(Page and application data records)

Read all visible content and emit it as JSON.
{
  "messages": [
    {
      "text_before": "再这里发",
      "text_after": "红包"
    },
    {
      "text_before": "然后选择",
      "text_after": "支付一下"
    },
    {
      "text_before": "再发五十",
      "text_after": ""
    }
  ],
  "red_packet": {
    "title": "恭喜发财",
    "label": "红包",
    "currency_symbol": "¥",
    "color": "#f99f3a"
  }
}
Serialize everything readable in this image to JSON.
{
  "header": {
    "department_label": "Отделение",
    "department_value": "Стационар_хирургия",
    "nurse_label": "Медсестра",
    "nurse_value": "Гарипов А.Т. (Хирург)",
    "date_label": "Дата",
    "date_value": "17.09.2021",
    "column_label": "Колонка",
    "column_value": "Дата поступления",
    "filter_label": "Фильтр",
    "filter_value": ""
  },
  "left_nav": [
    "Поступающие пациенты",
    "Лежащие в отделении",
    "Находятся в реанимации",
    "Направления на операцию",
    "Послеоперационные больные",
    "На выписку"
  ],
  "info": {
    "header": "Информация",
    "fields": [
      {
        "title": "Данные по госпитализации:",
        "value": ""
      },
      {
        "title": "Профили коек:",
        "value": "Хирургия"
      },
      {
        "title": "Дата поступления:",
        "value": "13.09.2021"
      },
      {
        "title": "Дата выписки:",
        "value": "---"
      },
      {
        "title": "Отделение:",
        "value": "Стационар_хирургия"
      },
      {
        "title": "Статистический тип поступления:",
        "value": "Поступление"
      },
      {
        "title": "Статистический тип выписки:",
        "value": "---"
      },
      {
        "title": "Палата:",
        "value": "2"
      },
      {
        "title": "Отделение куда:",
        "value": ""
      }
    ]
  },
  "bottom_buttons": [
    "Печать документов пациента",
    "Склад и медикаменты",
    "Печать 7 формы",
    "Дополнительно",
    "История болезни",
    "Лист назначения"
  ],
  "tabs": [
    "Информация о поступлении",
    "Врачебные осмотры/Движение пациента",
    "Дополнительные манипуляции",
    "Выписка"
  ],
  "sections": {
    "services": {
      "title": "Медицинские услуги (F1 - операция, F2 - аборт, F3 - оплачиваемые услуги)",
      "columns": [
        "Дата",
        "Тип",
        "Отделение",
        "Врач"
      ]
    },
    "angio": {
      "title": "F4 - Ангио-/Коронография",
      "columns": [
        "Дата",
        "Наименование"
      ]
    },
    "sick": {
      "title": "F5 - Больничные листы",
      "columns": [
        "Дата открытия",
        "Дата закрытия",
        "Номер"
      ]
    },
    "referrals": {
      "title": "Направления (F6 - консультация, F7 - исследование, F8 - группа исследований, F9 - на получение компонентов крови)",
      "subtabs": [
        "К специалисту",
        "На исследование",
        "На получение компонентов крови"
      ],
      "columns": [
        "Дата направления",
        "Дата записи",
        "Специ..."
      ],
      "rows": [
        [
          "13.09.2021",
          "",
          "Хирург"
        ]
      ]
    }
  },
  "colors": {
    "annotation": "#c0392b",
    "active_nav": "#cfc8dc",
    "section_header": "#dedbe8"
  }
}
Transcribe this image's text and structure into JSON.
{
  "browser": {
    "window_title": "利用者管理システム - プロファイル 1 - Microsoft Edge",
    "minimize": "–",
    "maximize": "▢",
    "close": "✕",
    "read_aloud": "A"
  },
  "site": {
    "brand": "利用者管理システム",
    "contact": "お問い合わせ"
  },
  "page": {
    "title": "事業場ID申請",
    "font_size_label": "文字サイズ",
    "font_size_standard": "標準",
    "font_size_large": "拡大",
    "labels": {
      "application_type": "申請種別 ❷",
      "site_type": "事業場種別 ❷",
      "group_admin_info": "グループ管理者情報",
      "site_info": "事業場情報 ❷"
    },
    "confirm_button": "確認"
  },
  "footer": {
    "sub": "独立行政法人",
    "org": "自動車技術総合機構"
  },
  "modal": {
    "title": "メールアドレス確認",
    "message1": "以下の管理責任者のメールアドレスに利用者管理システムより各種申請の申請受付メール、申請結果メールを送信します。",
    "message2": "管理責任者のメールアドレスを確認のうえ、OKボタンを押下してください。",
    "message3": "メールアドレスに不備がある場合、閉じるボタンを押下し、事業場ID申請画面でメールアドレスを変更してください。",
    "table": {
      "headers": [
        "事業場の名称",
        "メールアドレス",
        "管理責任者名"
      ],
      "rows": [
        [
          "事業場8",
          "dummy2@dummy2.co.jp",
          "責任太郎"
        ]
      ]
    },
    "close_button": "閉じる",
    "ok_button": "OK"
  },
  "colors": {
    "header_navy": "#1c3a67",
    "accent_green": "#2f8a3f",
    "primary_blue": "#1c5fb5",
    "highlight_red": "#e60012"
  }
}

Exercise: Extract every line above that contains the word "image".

Response to the exercise:
Serialize everything readable in this image to JSON.
Transcribe this image's text and structure into JSON.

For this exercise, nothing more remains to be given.